The Senegalese striker was at the club’s Beak Street office in Soho on the final day of the summer transfer window, only for his switch to break down in the final hours. Rumours suggest that his agent switched terms at the last moment and the Eagles walked away from the deal.
Everton fans had taken to social media expressing delight they were shipping out a flop. But he took his tally to five goals in the league this season – the amount the whole Palace team have contributed so far.
He accepted two doses of generosity. Scott Dann’s left arm made minimal contact with him as he broke into the box and referee Anthony Taylor – well-placed – instantly signalled for a penalty as he hit the turf. Leighton Baines made no mistake to cancel out James McArthur’s 55-second opener.
The FA’s decision to charge Niasse with “successful deception of a match official” – in other words a dive – will be of no consolation to the Eagles.
But focusing just on that moment is a cop-out. Because Palace had moved themselves back in front with a flowing move that saw Wilfried Zaha pounce on Joel Ward’s excellent low cross from the right.
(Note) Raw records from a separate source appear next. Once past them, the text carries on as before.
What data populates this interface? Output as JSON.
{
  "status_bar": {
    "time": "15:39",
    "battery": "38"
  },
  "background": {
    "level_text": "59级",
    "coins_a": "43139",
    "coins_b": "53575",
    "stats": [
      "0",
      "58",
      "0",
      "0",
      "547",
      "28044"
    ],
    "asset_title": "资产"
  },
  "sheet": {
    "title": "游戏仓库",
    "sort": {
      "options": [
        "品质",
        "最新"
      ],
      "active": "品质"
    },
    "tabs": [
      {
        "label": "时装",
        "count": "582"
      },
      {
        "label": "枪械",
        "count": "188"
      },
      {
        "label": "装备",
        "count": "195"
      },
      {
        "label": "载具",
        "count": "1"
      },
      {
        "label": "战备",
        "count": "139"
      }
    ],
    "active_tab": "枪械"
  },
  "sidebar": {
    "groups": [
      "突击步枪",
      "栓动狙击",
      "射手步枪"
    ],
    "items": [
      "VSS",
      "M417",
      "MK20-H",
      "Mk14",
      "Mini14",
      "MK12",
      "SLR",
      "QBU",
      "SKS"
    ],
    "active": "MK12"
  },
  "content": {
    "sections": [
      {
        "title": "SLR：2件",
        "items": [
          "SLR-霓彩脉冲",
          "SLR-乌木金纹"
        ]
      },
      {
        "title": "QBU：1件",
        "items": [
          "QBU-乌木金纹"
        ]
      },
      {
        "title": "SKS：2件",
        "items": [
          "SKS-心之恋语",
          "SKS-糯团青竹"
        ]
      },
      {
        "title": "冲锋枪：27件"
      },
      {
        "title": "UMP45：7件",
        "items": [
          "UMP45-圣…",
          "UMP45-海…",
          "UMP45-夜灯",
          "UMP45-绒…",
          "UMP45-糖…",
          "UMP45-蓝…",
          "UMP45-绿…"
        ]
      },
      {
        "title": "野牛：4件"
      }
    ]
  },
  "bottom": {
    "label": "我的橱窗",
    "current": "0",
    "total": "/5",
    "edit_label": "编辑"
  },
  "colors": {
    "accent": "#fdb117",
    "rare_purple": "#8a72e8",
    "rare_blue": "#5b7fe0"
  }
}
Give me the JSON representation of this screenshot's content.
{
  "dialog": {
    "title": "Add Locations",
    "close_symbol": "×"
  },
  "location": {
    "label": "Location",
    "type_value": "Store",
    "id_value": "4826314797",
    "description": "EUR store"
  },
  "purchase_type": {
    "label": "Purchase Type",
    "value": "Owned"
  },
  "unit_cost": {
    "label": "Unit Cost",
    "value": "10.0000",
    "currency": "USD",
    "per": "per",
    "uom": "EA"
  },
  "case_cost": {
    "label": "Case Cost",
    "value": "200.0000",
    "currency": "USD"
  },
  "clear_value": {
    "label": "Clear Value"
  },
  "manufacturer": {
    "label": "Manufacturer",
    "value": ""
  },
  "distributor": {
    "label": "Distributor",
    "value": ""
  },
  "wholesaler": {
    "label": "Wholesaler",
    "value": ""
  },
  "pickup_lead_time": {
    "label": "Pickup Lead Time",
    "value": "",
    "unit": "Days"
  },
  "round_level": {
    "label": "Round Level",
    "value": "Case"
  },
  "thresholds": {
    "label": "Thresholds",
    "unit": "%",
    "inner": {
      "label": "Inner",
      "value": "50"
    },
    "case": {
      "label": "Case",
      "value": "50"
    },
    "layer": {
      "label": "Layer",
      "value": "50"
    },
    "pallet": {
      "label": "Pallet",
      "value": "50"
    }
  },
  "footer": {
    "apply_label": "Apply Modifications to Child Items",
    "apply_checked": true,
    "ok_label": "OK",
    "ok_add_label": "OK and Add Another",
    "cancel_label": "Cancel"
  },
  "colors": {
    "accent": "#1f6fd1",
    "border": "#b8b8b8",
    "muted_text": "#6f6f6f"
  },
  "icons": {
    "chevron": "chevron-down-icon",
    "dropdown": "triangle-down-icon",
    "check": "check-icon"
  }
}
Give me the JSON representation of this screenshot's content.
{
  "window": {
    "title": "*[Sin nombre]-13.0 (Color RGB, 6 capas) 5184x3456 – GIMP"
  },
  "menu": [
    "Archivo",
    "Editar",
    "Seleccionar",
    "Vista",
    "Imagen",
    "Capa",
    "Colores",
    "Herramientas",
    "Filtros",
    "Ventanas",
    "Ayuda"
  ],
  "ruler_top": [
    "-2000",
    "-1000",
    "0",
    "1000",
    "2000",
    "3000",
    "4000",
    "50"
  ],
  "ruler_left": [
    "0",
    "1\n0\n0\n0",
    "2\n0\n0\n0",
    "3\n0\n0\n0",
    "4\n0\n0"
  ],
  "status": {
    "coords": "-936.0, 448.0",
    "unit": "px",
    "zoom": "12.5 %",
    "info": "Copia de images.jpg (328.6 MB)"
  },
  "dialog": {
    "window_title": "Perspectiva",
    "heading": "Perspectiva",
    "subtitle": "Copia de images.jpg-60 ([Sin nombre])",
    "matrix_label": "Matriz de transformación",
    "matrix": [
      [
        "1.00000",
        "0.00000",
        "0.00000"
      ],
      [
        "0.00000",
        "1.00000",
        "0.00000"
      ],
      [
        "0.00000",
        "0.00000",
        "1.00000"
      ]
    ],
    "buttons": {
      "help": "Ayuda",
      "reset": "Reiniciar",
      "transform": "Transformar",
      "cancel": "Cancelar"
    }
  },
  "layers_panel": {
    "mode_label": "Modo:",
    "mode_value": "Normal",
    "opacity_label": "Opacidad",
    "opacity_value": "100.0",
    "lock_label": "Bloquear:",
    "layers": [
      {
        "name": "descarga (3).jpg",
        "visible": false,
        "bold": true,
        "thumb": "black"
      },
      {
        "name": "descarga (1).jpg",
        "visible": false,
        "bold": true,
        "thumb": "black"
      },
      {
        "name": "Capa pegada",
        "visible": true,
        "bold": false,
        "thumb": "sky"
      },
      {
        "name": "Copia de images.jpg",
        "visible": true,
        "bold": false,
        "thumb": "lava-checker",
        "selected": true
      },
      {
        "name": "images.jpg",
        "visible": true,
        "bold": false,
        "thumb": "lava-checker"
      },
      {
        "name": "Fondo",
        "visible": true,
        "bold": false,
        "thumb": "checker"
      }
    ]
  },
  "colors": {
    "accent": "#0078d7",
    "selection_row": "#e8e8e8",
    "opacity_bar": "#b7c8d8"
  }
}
The Eagles were in control but criminally conceded just before the end of the first half.
Again it was Niasse who profited, despite initially being duped by Julian Speroni’s turn. The Palace keeper played a short pass to Scott Dann, Idrissa Gueye dispossessed him and Gylfi Sigurdsson simply released the Everton number 19 to slot into the bottom right corner.
Both Speroni and Dann had the chance to just bang the ball long. The equaliser was totally self-inflicted.
Dann had already berated Luka Milivojevic for a pass that had attracted heavy Everton attention and the Eagles captain looked nervy whenever he did not have time and space on the ball.
Everton were gritty, attritional and unattractive. They racked up 26 fouls and certainly had a focus on Ruben Loftus-Cheek. The on-loan Chelsea man was stopped, either fairly or unfairly, every time he began to move through his attacking gears.
It was only early on that he escaped their defensive shackles and his shot – pushed away by Jordan Pickford – was gratefully converted first time by McArthur.
The onus was on Palace to make the running, and for long stretches of this rainswept match they did exactly that.
There was no lack of graft or desire from the Eagles but there was that familiar gripe about not making big moments count.
Christian Benteke had a huge chance to mark his return from a knee injury by opening his goal account for the season.
Everton’s hesitancy saw Zaha play the big Belgian in. His first touch was a good one, bringing the ball into a striking position, but then he scuffed horribly wide.
Blaming the miss on ring-rust does not really carry any weight.
Niasse was ruthless with his opportunity but Benteke was unable to even hit the target – which was the minimum acceptable outcome for a striker of his standing.